Fur had been associated with luxury or with a gift that men gave their mistresses. A woman who was “other-directed,” or primarily concerned with the housewife-mother role, would not focus so much on her appearance.
Fur advertisers also addressed the product’s reputation for “ego-orientation” by saying that a family would take pride in a mother who wears fur. Thus, the housewife’s guilt in doing something for herself is transformed into benefiting the whole family by looking good.
Because housewives defined their worth according to how well they served their families’ needs, including the family’s need to be proud of the housewife-mother, advertisers could convince them to buy a fur coat to improve the family’s image of her.
Any creative urges a housewife had were to be channeled into her home and family. The sewing industry combated the feeling that sewing was “dull” by creating patterns for housewives to follow. This allowed her some individual expression without being too creative, required her to use some intelligence, and played into her insecurity about not wanting “to be dressed too differently” from other women.
Advertisers wanted the housewife to feel that she was doing something that was interesting so that she would buy more patterns. However, the patterns also had to mirror the clothes that other wives wore. The twin emphases on feeling creative while being like everyone else ensured consumer satisfaction.
Surveys showed that women’s needs for “education” and their desire to be a part of the world could be satisfied through shopping. Being in department stores relieved their isolation. Buying things at a bargain made housewives feel successful.
In stores, they saw other women like themselves, which reinforced their sense of playing the right social role. They also got the opportunity to feel that they contributed financially by saving money.
The surveys revealed other desires that could be addressed through product sales, such as needs for privacy in the age of “togetherness” and the “missing sexual spark” in marriage which consumers could supposedly recover by buying products that had been advertised using sex.
Advertisers had been so successful in making housewives obedient consumers that the women believed that they could form relationships through products, as opposed to working on building intimacy.
Consumer researchers understood American housewives in ways that Freudian therapists and sociologists did not. However, they were guilty of using their knowledge of her needs for fulfilment beyond homemaking to sell her things that would never really fulfill those needs but would always keep her wanting more. The advertisers did not invent the feminine mystique, but they were “the most powerful of its perpetuators.” They flattered the housewife, diverted her guilt, and hid her growing sense of emptiness and dissatisfaction.
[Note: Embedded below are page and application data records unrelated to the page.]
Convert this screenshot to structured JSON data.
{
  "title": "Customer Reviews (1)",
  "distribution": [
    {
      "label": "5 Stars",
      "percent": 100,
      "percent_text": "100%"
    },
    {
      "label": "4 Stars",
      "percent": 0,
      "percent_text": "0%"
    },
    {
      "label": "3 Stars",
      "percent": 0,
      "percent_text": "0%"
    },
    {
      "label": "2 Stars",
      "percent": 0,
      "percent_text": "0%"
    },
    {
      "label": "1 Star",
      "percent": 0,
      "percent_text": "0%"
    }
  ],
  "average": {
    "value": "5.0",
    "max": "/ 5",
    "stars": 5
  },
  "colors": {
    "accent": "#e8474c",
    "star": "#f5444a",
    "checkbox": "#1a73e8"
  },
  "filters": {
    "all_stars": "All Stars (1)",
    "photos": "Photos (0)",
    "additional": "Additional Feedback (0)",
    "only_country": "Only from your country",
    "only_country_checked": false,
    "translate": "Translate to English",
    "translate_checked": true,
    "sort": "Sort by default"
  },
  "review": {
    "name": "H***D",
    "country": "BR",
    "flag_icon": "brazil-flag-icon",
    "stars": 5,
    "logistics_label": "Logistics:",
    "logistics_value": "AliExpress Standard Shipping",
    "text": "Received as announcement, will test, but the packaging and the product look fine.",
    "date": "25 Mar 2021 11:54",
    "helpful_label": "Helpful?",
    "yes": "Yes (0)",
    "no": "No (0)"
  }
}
Advertisers appealed to housewives by showing them idealized visions of themselves—attractive women who had earned the love of their families by providing beautiful, clean homes. They distracted her from her boredom by giving her more items with which she could perform household tasks. Advertisers convinced women that they needed to consume if they wanted to be valued.
Like a “primitive culture” that sacrifices its girls to tribal gods, American culture sacrificed its girls to the feminine mystique to ensure the sales of products. The power and intelligence of women was turned against them to groom them into good consumers. Friedan wonders if it is only “a sick society,” or an “immature” one, that makes women into housewives instead of people. Maybe it is only immature men and women who can retreat from society and its challenges to live in a “thing-ridden house” and make that their life’s purpose.
America’s consumer culture, created by both advertisers and prosperous Americans who were eager to consume products to show their status, worked to create a society that turned women into a “market.” Men and women who had married too young to understand what they truly wanted out of life were vulnerable to advertisers who were eager to tell them what they should want.